He didn’t even have to check the cookies or the IP log. Mister high tech had left the URLs right there in his browser’s history: Anal Asians, willing MILF takes three, deep throat with BBC, more. They stood around the computer like witnesses at a crime scene.
After a moment, Jeff said, “I’ll take my five in Benjamins.” He meant it to sound light, but when he looked at Tansy, there were tears in her eyes. She lowered her face and they dropped silently to the floor.
“Tansy,” Michael said. “Honey.”
“We’re going,” Jill said. “I’m so sorry for this.” She tugged Jeff toward the door. As they stepped into the hallway, he glanced back. Tansy had her arms crossed tightly across her chest, head still down. Michael stood by, hands half-raised, unsure if he should touch her or not. Neither looked his way.
Jill was already striding down the hall toward the stairs, and he didn’t catch up until they reached the lobby. “Jills, wait!” he called. She crossed to the revolving door and swooshed outside. He followed, and they stood at the curb in the fading light of the September evening. She stared at him, face blank.
“What?” he said. “I’m sorry. I wasn’t trying to cause trouble, I swear. She started it with her ‘porn is evil’ bullshit.”

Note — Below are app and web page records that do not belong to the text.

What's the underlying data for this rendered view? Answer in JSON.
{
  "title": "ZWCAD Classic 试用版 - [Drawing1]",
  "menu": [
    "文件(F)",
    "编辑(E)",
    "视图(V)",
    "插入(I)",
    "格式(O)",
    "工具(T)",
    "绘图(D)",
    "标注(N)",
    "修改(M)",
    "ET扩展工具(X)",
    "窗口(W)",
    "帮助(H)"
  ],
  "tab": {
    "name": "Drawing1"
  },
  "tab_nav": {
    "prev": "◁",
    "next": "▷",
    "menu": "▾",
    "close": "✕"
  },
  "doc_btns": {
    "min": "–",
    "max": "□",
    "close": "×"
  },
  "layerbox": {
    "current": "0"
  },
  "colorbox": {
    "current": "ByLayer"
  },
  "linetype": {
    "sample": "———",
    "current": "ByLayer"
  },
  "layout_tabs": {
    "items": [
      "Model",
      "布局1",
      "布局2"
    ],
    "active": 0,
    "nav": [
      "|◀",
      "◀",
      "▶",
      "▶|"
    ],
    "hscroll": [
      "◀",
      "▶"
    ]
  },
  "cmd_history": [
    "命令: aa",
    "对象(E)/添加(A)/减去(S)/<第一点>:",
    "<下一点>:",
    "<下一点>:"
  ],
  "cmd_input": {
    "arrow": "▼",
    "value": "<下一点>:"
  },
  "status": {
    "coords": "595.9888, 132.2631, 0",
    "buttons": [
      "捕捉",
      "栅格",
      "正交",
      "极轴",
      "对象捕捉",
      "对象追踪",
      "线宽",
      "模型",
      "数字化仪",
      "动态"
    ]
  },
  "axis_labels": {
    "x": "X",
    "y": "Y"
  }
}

“Couldn’t you just leave it alone? Don’t you know when to do that?”
“Look, I did them a favour,” he said. “They have no business being together. If they’re lying to each other about shit like that, they’re doomed. You know it’s true. I was just trying to save them some misery.”
Jill twisted the engagement ring off her finger and held it out to him.
He stared at it, confused. “What are you doing?”
She gave a small, sad smile. “Saving myself some misery,” she said, and walked away.
About Ian Breen
Ian Breen is a graduate of the Iowa Writers’ Workshop. His writing has been published in The Atlantic Online, Five Chapters, Roanoke Review, Lady Churchill’s Rosebud Wristlet, Front Porch, and elsewhere.